Each record below needs to be retyped exactly.

App and web page records:
--
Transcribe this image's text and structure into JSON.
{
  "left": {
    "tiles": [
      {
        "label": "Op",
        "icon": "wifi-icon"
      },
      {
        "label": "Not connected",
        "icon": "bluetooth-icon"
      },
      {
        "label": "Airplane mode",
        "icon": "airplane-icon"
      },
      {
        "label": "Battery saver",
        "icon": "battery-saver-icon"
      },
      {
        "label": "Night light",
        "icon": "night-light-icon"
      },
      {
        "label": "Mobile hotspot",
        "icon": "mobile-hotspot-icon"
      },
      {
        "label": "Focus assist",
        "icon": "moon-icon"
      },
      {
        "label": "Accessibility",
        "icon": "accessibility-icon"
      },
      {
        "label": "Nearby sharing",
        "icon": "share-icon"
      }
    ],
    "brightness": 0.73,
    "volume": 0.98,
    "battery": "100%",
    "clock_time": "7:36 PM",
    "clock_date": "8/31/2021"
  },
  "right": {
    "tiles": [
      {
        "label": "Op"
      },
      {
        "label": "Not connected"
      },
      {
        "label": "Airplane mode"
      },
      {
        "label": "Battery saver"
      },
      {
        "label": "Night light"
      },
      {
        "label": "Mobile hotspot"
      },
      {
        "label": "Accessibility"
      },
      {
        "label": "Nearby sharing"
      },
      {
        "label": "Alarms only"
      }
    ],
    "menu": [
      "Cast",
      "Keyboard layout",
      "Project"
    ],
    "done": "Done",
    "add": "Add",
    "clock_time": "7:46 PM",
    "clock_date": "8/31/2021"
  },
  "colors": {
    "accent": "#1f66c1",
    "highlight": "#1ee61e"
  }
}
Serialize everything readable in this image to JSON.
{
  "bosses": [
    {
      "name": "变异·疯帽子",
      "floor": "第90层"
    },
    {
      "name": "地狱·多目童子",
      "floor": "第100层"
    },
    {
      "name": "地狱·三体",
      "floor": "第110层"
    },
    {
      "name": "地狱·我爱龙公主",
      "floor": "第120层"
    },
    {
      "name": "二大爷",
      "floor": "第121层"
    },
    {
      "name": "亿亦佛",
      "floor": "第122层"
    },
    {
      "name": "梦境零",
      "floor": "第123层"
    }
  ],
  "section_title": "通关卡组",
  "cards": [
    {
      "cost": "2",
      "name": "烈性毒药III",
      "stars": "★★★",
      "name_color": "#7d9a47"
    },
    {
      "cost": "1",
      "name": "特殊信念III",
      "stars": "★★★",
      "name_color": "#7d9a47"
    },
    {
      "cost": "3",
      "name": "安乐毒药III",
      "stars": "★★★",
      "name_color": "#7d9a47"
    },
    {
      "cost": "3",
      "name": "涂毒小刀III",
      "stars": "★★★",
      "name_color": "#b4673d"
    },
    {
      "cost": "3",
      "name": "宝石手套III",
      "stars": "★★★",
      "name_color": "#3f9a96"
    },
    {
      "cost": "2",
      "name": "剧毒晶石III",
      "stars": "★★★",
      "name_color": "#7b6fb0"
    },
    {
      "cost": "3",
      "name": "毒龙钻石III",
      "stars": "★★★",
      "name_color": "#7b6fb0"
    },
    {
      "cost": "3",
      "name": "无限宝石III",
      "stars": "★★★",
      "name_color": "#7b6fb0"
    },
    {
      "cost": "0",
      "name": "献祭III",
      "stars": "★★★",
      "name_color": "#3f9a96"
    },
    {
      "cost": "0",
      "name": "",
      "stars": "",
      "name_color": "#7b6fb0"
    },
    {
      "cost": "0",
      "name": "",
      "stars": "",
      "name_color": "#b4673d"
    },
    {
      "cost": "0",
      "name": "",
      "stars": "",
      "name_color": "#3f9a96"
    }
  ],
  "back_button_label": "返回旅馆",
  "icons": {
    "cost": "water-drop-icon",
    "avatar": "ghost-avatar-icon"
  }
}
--
▶ [Answer for the task]:
Transcribe this image's text and structure into JSON.
{
  "left": {
    "tiles": [
      {
        "label": "Op",
        "icon": "wifi-icon"
      },
      {
        "label": "Not connected",
        "icon": "bluetooth-icon"
      },
      {
        "label": "Airplane mode",
        "icon": "airplane-icon"
      },
      {
        "label": "Battery saver",
        "icon": "battery-saver-icon"
      },
      {
        "label": "Night light",
        "icon": "night-light-icon"
      },
      {
        "label": "Mobile hotspot",
        "icon": "mobile-hotspot-icon"
      },
      {
        "label": "Focus assist",
        "icon": "moon-icon"
      },
      {
        "label": "Accessibility",
        "icon": "accessibility-icon"
      },
      {
        "label": "Nearby sharing",
        "icon": "share-icon"
      }
    ],
    "brightness": 0.73,
    "volume": 0.98,
    "battery": "100%",
    "clock_time": "7:36 PM",
    "clock_date": "8/31/2021"
  },
  "right": {
    "tiles": [
      {
        "label": "Op"
      },
      {
        "label": "Not connected"
      },
      {
        "label": "Airplane mode"
      },
      {
        "label": "Battery saver"
      },
      {
        "label": "Night light"
      },
      {
        "label": "Mobile hotspot"
      },
      {
        "label": "Accessibility"
      },
      {
        "label": "Nearby sharing"
      },
      {
        "label": "Alarms only"
      }
    ],
    "menu": [
      "Cast",
      "Keyboard layout",
      "Project"
    ],
    "done": "Done",
    "add": "Add",
    "clock_time": "7:46 PM",
    "clock_date": "8/31/2021"
  },
  "colors": {
    "accent": "#1f66c1",
    "highlight": "#1ee61e"
  }
}
Serialize everything readable in this image to JSON.
{
  "bosses": [
    {
      "name": "变异·疯帽子",
      "floor": "第90层"
    },
    {
      "name": "地狱·多目童子",
      "floor": "第100层"
    },
    {
      "name": "地狱·三体",
      "floor": "第110层"
    },
    {
      "name": "地狱·我爱龙公主",
      "floor": "第120层"
    },
    {
      "name": "二大爷",
      "floor": "第121层"
    },
    {
      "name": "亿亦佛",
      "floor": "第122层"
    },
    {
      "name": "梦境零",
      "floor": "第123层"
    }
  ],
  "section_title": "通关卡组",
  "cards": [
    {
      "cost": "2",
      "name": "烈性毒药III",
      "stars": "★★★",
      "name_color": "#7d9a47"
    },
    {
      "cost": "1",
      "name": "特殊信念III",
      "stars": "★★★",
      "name_color": "#7d9a47"
    },
    {
      "cost": "3",
      "name": "安乐毒药III",
      "stars": "★★★",
      "name_color": "#7d9a47"
    },
    {
      "cost": "3",
      "name": "涂毒小刀III",
      "stars": "★★★",
      "name_color": "#b4673d"
    },
    {
      "cost": "3",
      "name": "宝石手套III",
      "stars": "★★★",
      "name_color": "#3f9a96"
    },
    {
      "cost": "2",
      "name": "剧毒晶石III",
      "stars": "★★★",
      "name_color": "#7b6fb0"
    },
    {
      "cost": "3",
      "name": "毒龙钻石III",
      "stars": "★★★",
      "name_color": "#7b6fb0"
    },
    {
      "cost": "3",
      "name": "无限宝石III",
      "stars": "★★★",
      "name_color": "#7b6fb0"
    },
    {
      "cost": "0",
      "name": "献祭III",
      "stars": "★★★",
      "name_color": "#3f9a96"
    },
    {
      "cost": "0",
      "name": "",
      "stars": "",
      "name_color": "#7b6fb0"
    },
    {
      "cost": "0",
      "name": "",
      "stars": "",
      "name_color": "#b4673d"
    },
    {
      "cost": "0",
      "name": "",
      "stars": "",
      "name_color": "#3f9a96"
    }
  ],
  "back_button_label": "返回旅馆",
  "icons": {
    "cost": "water-drop-icon",
    "avatar": "ghost-avatar-icon"
  }
}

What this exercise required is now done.